At its recent meeting in Bratislava, Slovakia, the assembly called on Ukraine to ensure that upcoming presidential elections are "fair, free and transparent," and stated that Kuchma was "due to step down after his second term expires in October."
That appeared to fit in with the facts in that Kuchma, 65, has said he would not be a candidate in the elections, even if the constitutional court has declared he is eligible to seek a fresh mandate.
But Vassyl Baziv, the head of the president's administrative office, declared the statement to be "interference in the internal affairs of a sovereign country."
"When the president departs is an affair of President Kuchma and the Ukrainian people, and not of a a foreign parliamentary assembly," Baziv added. "Today, they are giving orders to Kuchma and tomorrow they will be giving orders to a new Ukrainian president."
The NATO assembly is made up of parliamentarians from the 26 member countries, and has no executive role.
Kuchma has sought to position Ukraine for membership in NATO and distance itself from the dominating influence of its larger eastern neighbor Russia, on which it relies for its energy supplies.
Ukraine is a member of the Partnership for Peace program that NATO has set up for Eastern European republics, and has staged a series of joint military exercises with the alliance.
In addition, Kuchma has been invited to attend the NATO summit meeting in Istanbul June 28 and 29.
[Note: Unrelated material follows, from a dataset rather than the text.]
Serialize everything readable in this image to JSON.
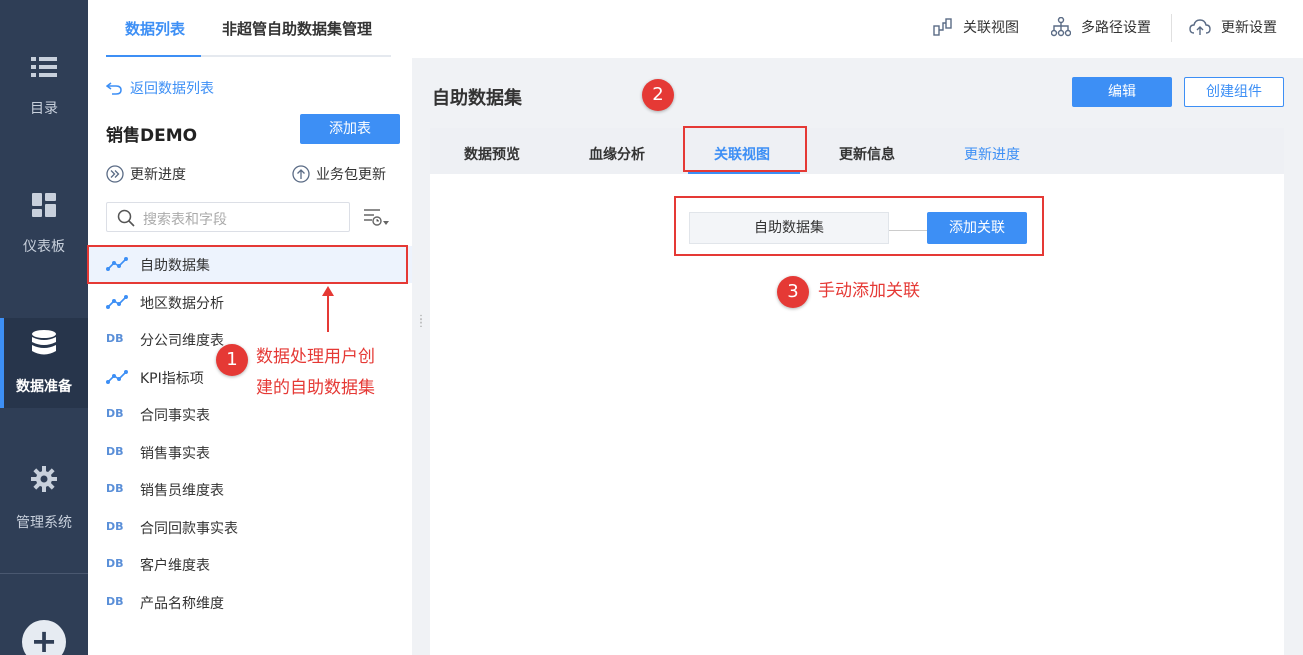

However, he has been frequently criticized for his record on media freedom and human rights.